From Israel's Exodus from EgyptThe Plagues
According to the book of Exodus, when Pharaoh hardened his heart and refused to let the Israelites leave Egypt, God brought a series of devastating â€œplaguesâ€ upon the people of the Nile. The visitation of these judgments echoes down the corridors of Bible history (Psa. 78:43-51; 105:28-36; 106:21-22; Jer. 32:20-21; Neh. 9:10; Acts 7:36; Rev. 8:7-11, etc.).
Egypt was a land of thousands of gods, and the Israelite people were not unaffected by the idolatry of these polytheists. This is reflected in the worship of a golden calf at Sinai (Ex. 32:1-6), and later in Israelâ€™s history as well (1 Kgs. 12:28-29).
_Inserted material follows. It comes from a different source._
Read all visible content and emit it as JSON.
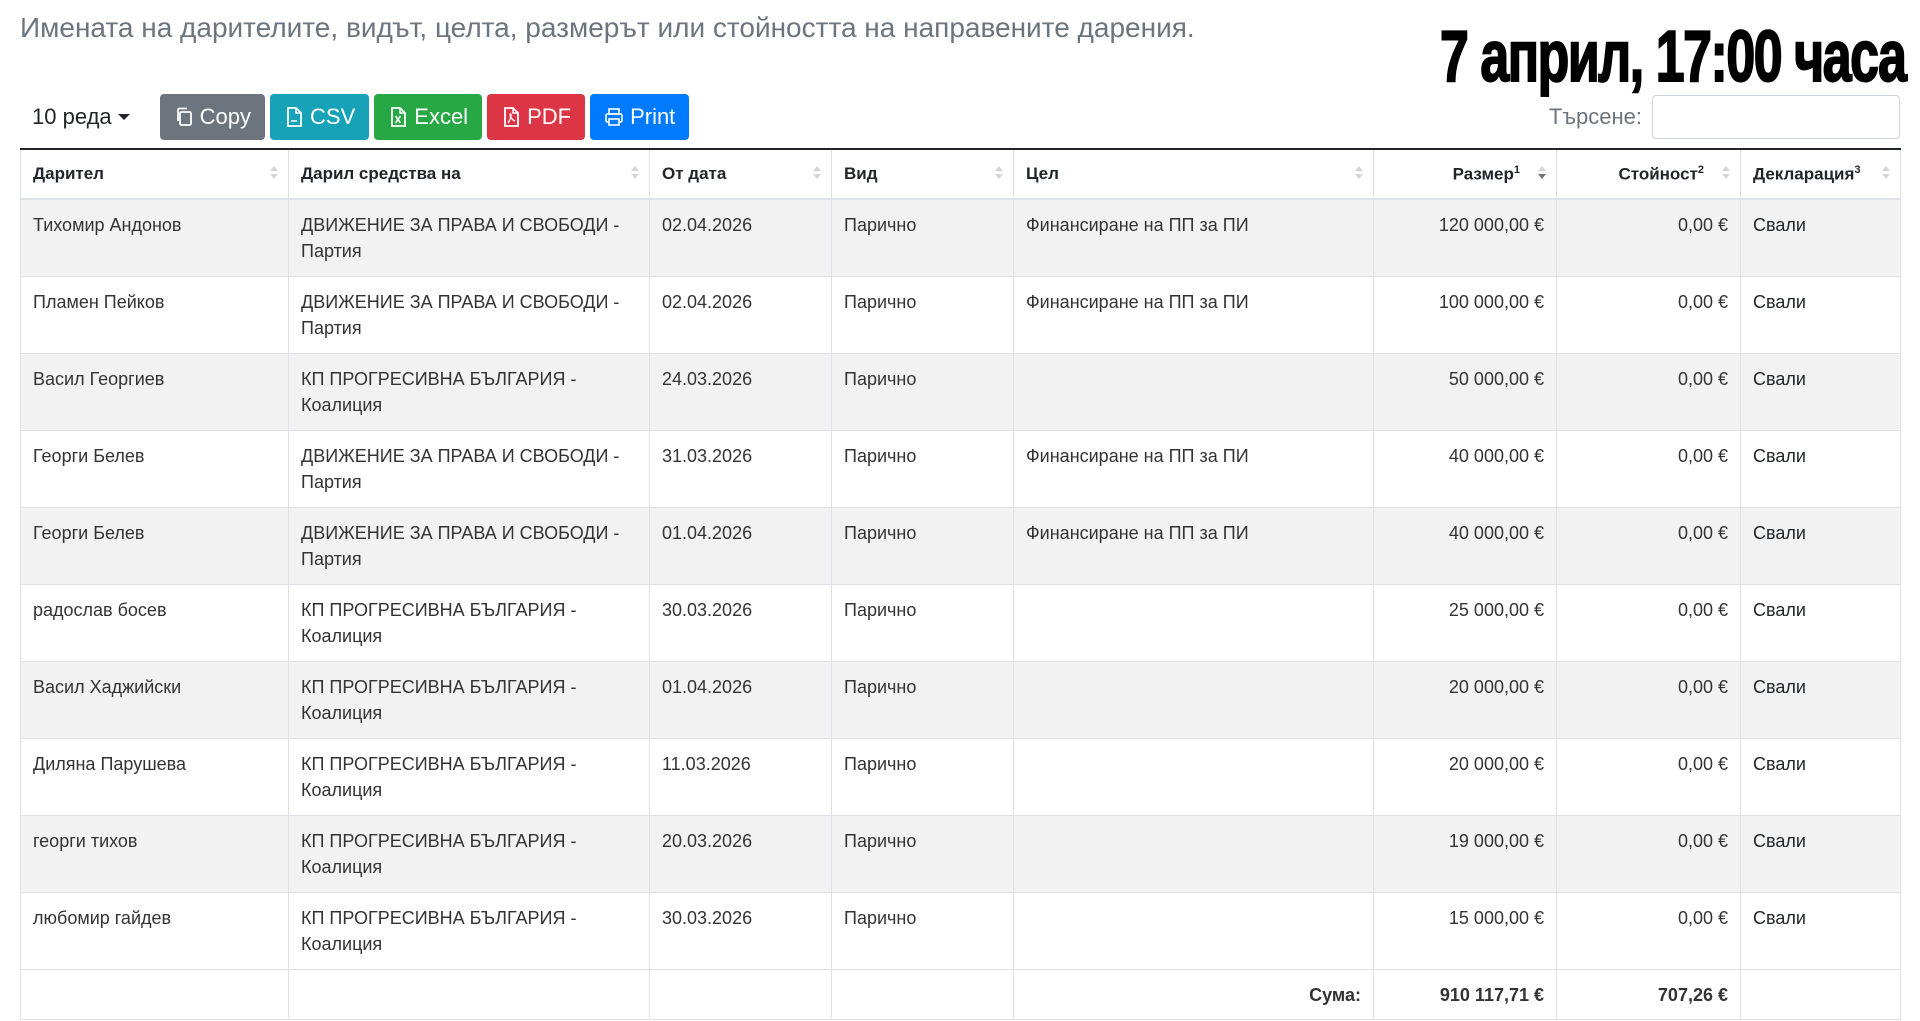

The plagues were intended to be a â€œsmiting blowâ€ (Ex. 9:15; 12:13) of judgment against the â€œgodsâ€ of Egypt, as well as â€œsignsâ€ or â€œwondersâ€ of divine intervention (Psa. 78:43; 105:27). Each of the plagues was designed to neutralize confidence in the false deities of Egypt.
For example, several gods were associated with the Nile River. When the water was thus turned to blood, the reputation of the river deities was destroyed. When the cattle were afflicted with disease, it was a blow to Apis, the bull god. The sun was darkened for three days; thus the light from Re and other sun gods was shut off.
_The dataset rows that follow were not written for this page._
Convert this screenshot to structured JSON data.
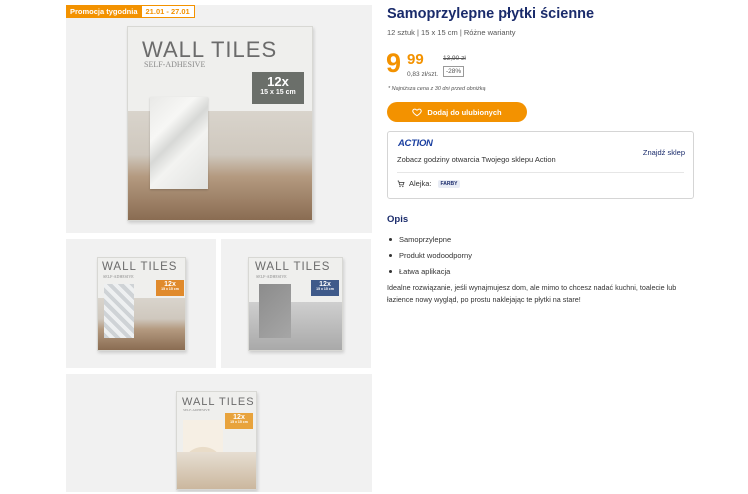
{
  "promo": {
    "label": "Promocja tygodnia",
    "dates": "21.01 - 27.01"
  },
  "gallery": [
    {
      "brand": "WALL TILES",
      "sub": "SELF-ADHESIVE",
      "tag": "12x",
      "size": "15 x 15 cm",
      "tag_color": "#6b6f6a"
    },
    {
      "brand": "WALL TILES",
      "sub": "SELF-ADHESIVE",
      "tag": "12x",
      "size": "15 x 15 cm",
      "tag_color": "#e08a2c"
    },
    {
      "brand": "WALL TILES",
      "sub": "SELF-ADHESIVE",
      "tag": "12x",
      "size": "15 x 15 cm",
      "tag_color": "#3f5a8a"
    },
    {
      "brand": "WALL TILES",
      "sub": "SELF-ADHESIVE",
      "tag": "12x",
      "size": "15 x 15 cm",
      "tag_color": "#e8a33c"
    }
  ],
  "product": {
    "title": "Samoprzylepne płytki ścienne",
    "subtitle": "12 sztuk | 15 x 15 cm | Różne warianty",
    "price_main": "9",
    "price_cents": "99",
    "unit_price": "0,83 zł/szt.",
    "old_price": "13,90 zł",
    "discount": "-28%",
    "note": "* Najniższa cena z 30 dni przed obniżką",
    "fav_button": "Dodaj do ulubionych"
  },
  "store": {
    "logo": "ACTION",
    "text": "Zobacz godziny otwarcia Twojego sklepu Action",
    "link": "Znajdź sklep",
    "aisle_label": "Alejka:",
    "aisle_value": "FARBY"
  },
  "description": {
    "title": "Opis",
    "bullets": [
      "Samoprzylepne",
      "Produkt wodoodporny",
      "Łatwa aplikacja"
    ],
    "text": "Idealne rozwiązanie, jeśli wynajmujesz dom, ale mimo to chcesz nadać kuchni, toalecie lub łazience nowy wygląd, po prostu naklejając te płytki na stare!"
  },
  "colors": {
    "accent": "#f39200",
    "brand_navy": "#1a2b6b"
  },
  "icons": {
    "fav": "heart-icon",
    "aisle": "cart-icon"
  }
}
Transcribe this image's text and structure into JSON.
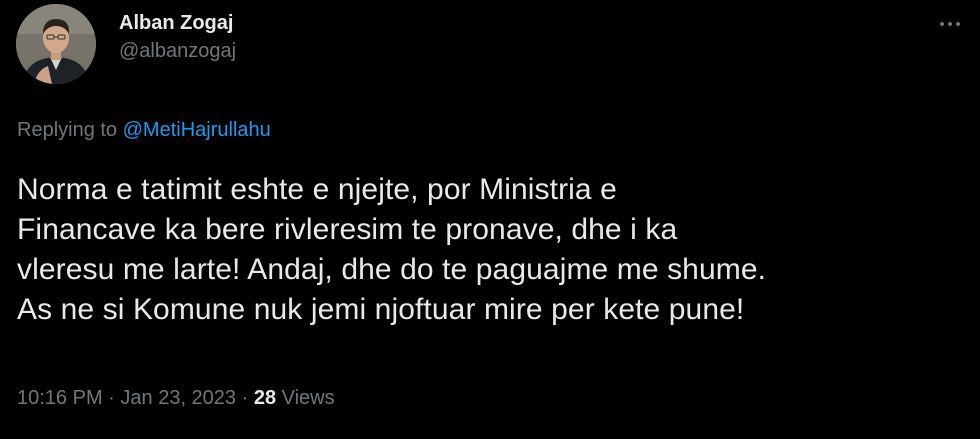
{
  "author": {
    "display_name": "Alban Zogaj",
    "handle": "@albanzogaj"
  },
  "reply": {
    "prefix": "Replying to ",
    "mention": "@MetiHajrullahu"
  },
  "tweet": {
    "lines": [
      "Norma e tatimit eshte e njejte, por Ministria e",
      "Financave ka bere rivleresim te pronave, dhe i ka",
      "vleresu me larte! Andaj, dhe do te paguajme me shume.",
      "As ne si Komune nuk jemi njoftuar mire per kete pune!"
    ]
  },
  "meta": {
    "time": "10:16 PM",
    "separator": " · ",
    "date": "Jan 23, 2023",
    "views_count": "28",
    "views_label": " Views"
  },
  "icons": {
    "more": "more-horizontal-icon",
    "avatar": "profile-photo"
  },
  "colors": {
    "background": "#000000",
    "text_primary": "#e7e9ea",
    "text_secondary": "#71767b",
    "accent": "#1d9bf0"
  }
}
The popular modernistic view that â€œa natural basis for the traditions of the plagues must be assumedâ€ (Mihelic & Wright, 822) is totally without foundation and has been thoroughly refuted (see Davis, 84ff). The plagues came at the bidding of Moses and Aaron under Jehovahâ€™s direction, not at the whims of nature (7:19; 9:22, etc.). The timing was crucial. Also, Israel was unaffected by the plagues.
The tenth plague involved the death of first-born Egyptians (men and cattle), including Pharaohâ€™s son, who was alleged to be a â€œfullbloodedâ€ god by birth (Boyd, 107). According to Exodus 12, a year-old male lamb (or goat), without blemish, was to be slain on the 14th day of the first month of the Hebrew religious year, â€œbetween the eveningsâ€ (12:6).
In the first century, the lamb was killed between 3 and 5 p.m. (Josephus, Wars, VI.IX.3). None of its bones was to be broken (12:46). The blood was to be smeared on the doorposts and lintel of every Israelite home, and the Lord promised: â€œWhen I see the blood, I will pass over youâ€ (12:13).
The passover lamb was a prophetic picture of the Lord Jesus and his atoning death. The Savior was introduced by John the Baptizer as â€œthe lamb of Godâ€ (Jn. 1:29). Paul emphatically stated that â€œour passoverâ€ lamb is Christ (1 Cor. 5:7). Jesus was â€œwithout blemish,â€ i.e., sinless (1 Pet. 1:19; 2:22), and during the crucifixion not a one of his bones was broken (Jn. 19:31-33). He died at 3 oâ€™clock in the afternoon (Mt. 27:46), and his blood became a propitiation for sin (Rom. 3:25)â€"for all who access the application of it by obedience to his will (Heb. 5:9). We are cleansed by his blood (Heb. 9:14) when we receive the word (the gospel), and submit to immersion (Eph. 5:26).